- Opening Delimiter -

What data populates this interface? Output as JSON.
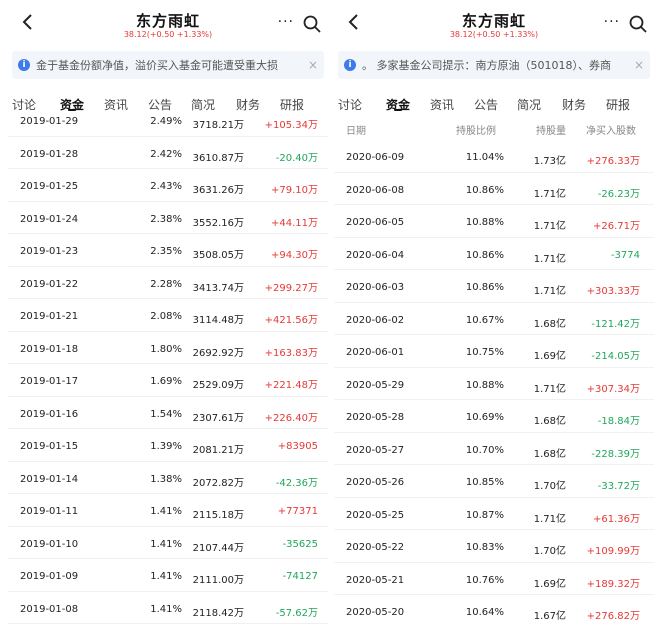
{
  "colors": {
    "up": "#e53935",
    "down": "#21a65b",
    "accent": "#3d7be8"
  },
  "left": {
    "header": {
      "title": "东方雨虹",
      "quote": "38.12(+0.50 +1.33%)",
      "more": "···"
    },
    "notice": {
      "text": "金于基金份额净值，溢价买入基金可能遭受重大损",
      "close": "×"
    },
    "tabs": [
      "讨论",
      "资金",
      "资讯",
      "公告",
      "简况",
      "财务",
      "研报"
    ],
    "active_tab": 1,
    "rows": [
      {
        "date": "2019-01-29",
        "ratio": "2.49%",
        "shares": "3718.21万",
        "flow": "+105.34万",
        "dir": "up"
      },
      {
        "date": "2019-01-28",
        "ratio": "2.42%",
        "shares": "3610.87万",
        "flow": "-20.40万",
        "dir": "down"
      },
      {
        "date": "2019-01-25",
        "ratio": "2.43%",
        "shares": "3631.26万",
        "flow": "+79.10万",
        "dir": "up"
      },
      {
        "date": "2019-01-24",
        "ratio": "2.38%",
        "shares": "3552.16万",
        "flow": "+44.11万",
        "dir": "up"
      },
      {
        "date": "2019-01-23",
        "ratio": "2.35%",
        "shares": "3508.05万",
        "flow": "+94.30万",
        "dir": "up"
      },
      {
        "date": "2019-01-22",
        "ratio": "2.28%",
        "shares": "3413.74万",
        "flow": "+299.27万",
        "dir": "up"
      },
      {
        "date": "2019-01-21",
        "ratio": "2.08%",
        "shares": "3114.48万",
        "flow": "+421.56万",
        "dir": "up"
      },
      {
        "date": "2019-01-18",
        "ratio": "1.80%",
        "shares": "2692.92万",
        "flow": "+163.83万",
        "dir": "up"
      },
      {
        "date": "2019-01-17",
        "ratio": "1.69%",
        "shares": "2529.09万",
        "flow": "+221.48万",
        "dir": "up"
      },
      {
        "date": "2019-01-16",
        "ratio": "1.54%",
        "shares": "2307.61万",
        "flow": "+226.40万",
        "dir": "up"
      },
      {
        "date": "2019-01-15",
        "ratio": "1.39%",
        "shares": "2081.21万",
        "flow": "+83905",
        "dir": "up"
      },
      {
        "date": "2019-01-14",
        "ratio": "1.38%",
        "shares": "2072.82万",
        "flow": "-42.36万",
        "dir": "down"
      },
      {
        "date": "2019-01-11",
        "ratio": "1.41%",
        "shares": "2115.18万",
        "flow": "+77371",
        "dir": "up"
      },
      {
        "date": "2019-01-10",
        "ratio": "1.41%",
        "shares": "2107.44万",
        "flow": "-35625",
        "dir": "down"
      },
      {
        "date": "2019-01-09",
        "ratio": "1.41%",
        "shares": "2111.00万",
        "flow": "-74127",
        "dir": "down"
      },
      {
        "date": "2019-01-08",
        "ratio": "1.41%",
        "shares": "2118.42万",
        "flow": "-57.62万",
        "dir": "down"
      }
    ]
  },
  "right": {
    "header": {
      "title": "东方雨虹",
      "quote": "38.12(+0.50 +1.33%)",
      "more": "···"
    },
    "notice": {
      "text": "。  多家基金公司提示：南方原油（501018）、券商",
      "close": "×"
    },
    "tabs": [
      "讨论",
      "资金",
      "资讯",
      "公告",
      "简况",
      "财务",
      "研报"
    ],
    "active_tab": 1,
    "columns": [
      "日期",
      "持股比例",
      "持股量",
      "净买入股数"
    ],
    "rows": [
      {
        "date": "2020-06-09",
        "ratio": "11.04%",
        "shares": "1.73亿",
        "flow": "+276.33万",
        "dir": "up"
      },
      {
        "date": "2020-06-08",
        "ratio": "10.86%",
        "shares": "1.71亿",
        "flow": "-26.23万",
        "dir": "down"
      },
      {
        "date": "2020-06-05",
        "ratio": "10.88%",
        "shares": "1.71亿",
        "flow": "+26.71万",
        "dir": "up"
      },
      {
        "date": "2020-06-04",
        "ratio": "10.86%",
        "shares": "1.71亿",
        "flow": "-3774",
        "dir": "down"
      },
      {
        "date": "2020-06-03",
        "ratio": "10.86%",
        "shares": "1.71亿",
        "flow": "+303.33万",
        "dir": "up"
      },
      {
        "date": "2020-06-02",
        "ratio": "10.67%",
        "shares": "1.68亿",
        "flow": "-121.42万",
        "dir": "down"
      },
      {
        "date": "2020-06-01",
        "ratio": "10.75%",
        "shares": "1.69亿",
        "flow": "-214.05万",
        "dir": "down"
      },
      {
        "date": "2020-05-29",
        "ratio": "10.88%",
        "shares": "1.71亿",
        "flow": "+307.34万",
        "dir": "up"
      },
      {
        "date": "2020-05-28",
        "ratio": "10.69%",
        "shares": "1.68亿",
        "flow": "-18.84万",
        "dir": "down"
      },
      {
        "date": "2020-05-27",
        "ratio": "10.70%",
        "shares": "1.68亿",
        "flow": "-228.39万",
        "dir": "down"
      },
      {
        "date": "2020-05-26",
        "ratio": "10.85%",
        "shares": "1.70亿",
        "flow": "-33.72万",
        "dir": "down"
      },
      {
        "date": "2020-05-25",
        "ratio": "10.87%",
        "shares": "1.71亿",
        "flow": "+61.36万",
        "dir": "up"
      },
      {
        "date": "2020-05-22",
        "ratio": "10.83%",
        "shares": "1.70亿",
        "flow": "+109.99万",
        "dir": "up"
      },
      {
        "date": "2020-05-21",
        "ratio": "10.76%",
        "shares": "1.69亿",
        "flow": "+189.32万",
        "dir": "up"
      },
      {
        "date": "2020-05-20",
        "ratio": "10.64%",
        "shares": "1.67亿",
        "flow": "+276.82万",
        "dir": "up"
      }
    ]
  }
}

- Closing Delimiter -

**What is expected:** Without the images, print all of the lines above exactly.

**Result of this task:**
What data populates this interface? Output as JSON.
{
  "colors": {
    "up": "#e53935",
    "down": "#21a65b",
    "accent": "#3d7be8"
  },
  "left": {
    "header": {
      "title": "东方雨虹",
      "quote": "38.12(+0.50 +1.33%)",
      "more": "···"
    },
    "notice": {
      "text": "金于基金份额净值，溢价买入基金可能遭受重大损",
      "close": "×"
    },
    "tabs": [
      "讨论",
      "资金",
      "资讯",
      "公告",
      "简况",
      "财务",
      "研报"
    ],
    "active_tab": 1,
    "rows": [
      {
        "date": "2019-01-29",
        "ratio": "2.49%",
        "shares": "3718.21万",
        "flow": "+105.34万",
        "dir": "up"
      },
      {
        "date": "2019-01-28",
        "ratio": "2.42%",
        "shares": "3610.87万",
        "flow": "-20.40万",
        "dir": "down"
      },
      {
        "date": "2019-01-25",
        "ratio": "2.43%",
        "shares": "3631.26万",
        "flow": "+79.10万",
        "dir": "up"
      },
      {
        "date": "2019-01-24",
        "ratio": "2.38%",
        "shares": "3552.16万",
        "flow": "+44.11万",
        "dir": "up"
      },
      {
        "date": "2019-01-23",
        "ratio": "2.35%",
        "shares": "3508.05万",
        "flow": "+94.30万",
        "dir": "up"
      },
      {
        "date": "2019-01-22",
        "ratio": "2.28%",
        "shares": "3413.74万",
        "flow": "+299.27万",
        "dir": "up"
      },
      {
        "date": "2019-01-21",
        "ratio": "2.08%",
        "shares": "3114.48万",
        "flow": "+421.56万",
        "dir": "up"
      },
      {
        "date": "2019-01-18",
        "ratio": "1.80%",
        "shares": "2692.92万",
        "flow": "+163.83万",
        "dir": "up"
      },
      {
        "date": "2019-01-17",
        "ratio": "1.69%",
        "shares": "2529.09万",
        "flow": "+221.48万",
        "dir": "up"
      },
      {
        "date": "2019-01-16",
        "ratio": "1.54%",
        "shares": "2307.61万",
        "flow": "+226.40万",
        "dir": "up"
      },
      {
        "date": "2019-01-15",
        "ratio": "1.39%",
        "shares": "2081.21万",
        "flow": "+83905",
        "dir": "up"
      },
      {
        "date": "2019-01-14",
        "ratio": "1.38%",
        "shares": "2072.82万",
        "flow": "-42.36万",
        "dir": "down"
      },
      {
        "date": "2019-01-11",
        "ratio": "1.41%",
        "shares": "2115.18万",
        "flow": "+77371",
        "dir": "up"
      },
      {
        "date": "2019-01-10",
        "ratio": "1.41%",
        "shares": "2107.44万",
        "flow": "-35625",
        "dir": "down"
      },
      {
        "date": "2019-01-09",
        "ratio": "1.41%",
        "shares": "2111.00万",
        "flow": "-74127",
        "dir": "down"
      },
      {
        "date": "2019-01-08",
        "ratio": "1.41%",
        "shares": "2118.42万",
        "flow": "-57.62万",
        "dir": "down"
      }
    ]
  },
  "right": {
    "header": {
      "title": "东方雨虹",
      "quote": "38.12(+0.50 +1.33%)",
      "more": "···"
    },
    "notice": {
      "text": "。  多家基金公司提示：南方原油（501018）、券商",
      "close": "×"
    },
    "tabs": [
      "讨论",
      "资金",
      "资讯",
      "公告",
      "简况",
      "财务",
      "研报"
    ],
    "active_tab": 1,
    "columns": [
      "日期",
      "持股比例",
      "持股量",
      "净买入股数"
    ],
    "rows": [
      {
        "date": "2020-06-09",
        "ratio": "11.04%",
        "shares": "1.73亿",
        "flow": "+276.33万",
        "dir": "up"
      },
      {
        "date": "2020-06-08",
        "ratio": "10.86%",
        "shares": "1.71亿",
        "flow": "-26.23万",
        "dir": "down"
      },
      {
        "date": "2020-06-05",
        "ratio": "10.88%",
        "shares": "1.71亿",
        "flow": "+26.71万",
        "dir": "up"
      },
      {
        "date": "2020-06-04",
        "ratio": "10.86%",
        "shares": "1.71亿",
        "flow": "-3774",
        "dir": "down"
      },
      {
        "date": "2020-06-03",
        "ratio": "10.86%",
        "shares": "1.71亿",
        "flow": "+303.33万",
        "dir": "up"
      },
      {
        "date": "2020-06-02",
        "ratio": "10.67%",
        "shares": "1.68亿",
        "flow": "-121.42万",
        "dir": "down"
      },
      {
        "date": "2020-06-01",
        "ratio": "10.75%",
        "shares": "1.69亿",
        "flow": "-214.05万",
        "dir": "down"
      },
      {
        "date": "2020-05-29",
        "ratio": "10.88%",
        "shares": "1.71亿",
        "flow": "+307.34万",
        "dir": "up"
      },
      {
        "date": "2020-05-28",
        "ratio": "10.69%",
        "shares": "1.68亿",
        "flow": "-18.84万",
        "dir": "down"
      },
      {
        "date": "2020-05-27",
        "ratio": "10.70%",
        "shares": "1.68亿",
        "flow": "-228.39万",
        "dir": "down"
      },
      {
        "date": "2020-05-26",
        "ratio": "10.85%",
        "shares": "1.70亿",
        "flow": "-33.72万",
        "dir": "down"
      },
      {
        "date": "2020-05-25",
        "ratio": "10.87%",
        "shares": "1.71亿",
        "flow": "+61.36万",
        "dir": "up"
      },
      {
        "date": "2020-05-22",
        "ratio": "10.83%",
        "shares": "1.70亿",
        "flow": "+109.99万",
        "dir": "up"
      },
      {
        "date": "2020-05-21",
        "ratio": "10.76%",
        "shares": "1.69亿",
        "flow": "+189.32万",
        "dir": "up"
      },
      {
        "date": "2020-05-20",
        "ratio": "10.64%",
        "shares": "1.67亿",
        "flow": "+276.82万",
        "dir": "up"
      }
    ]
  }
}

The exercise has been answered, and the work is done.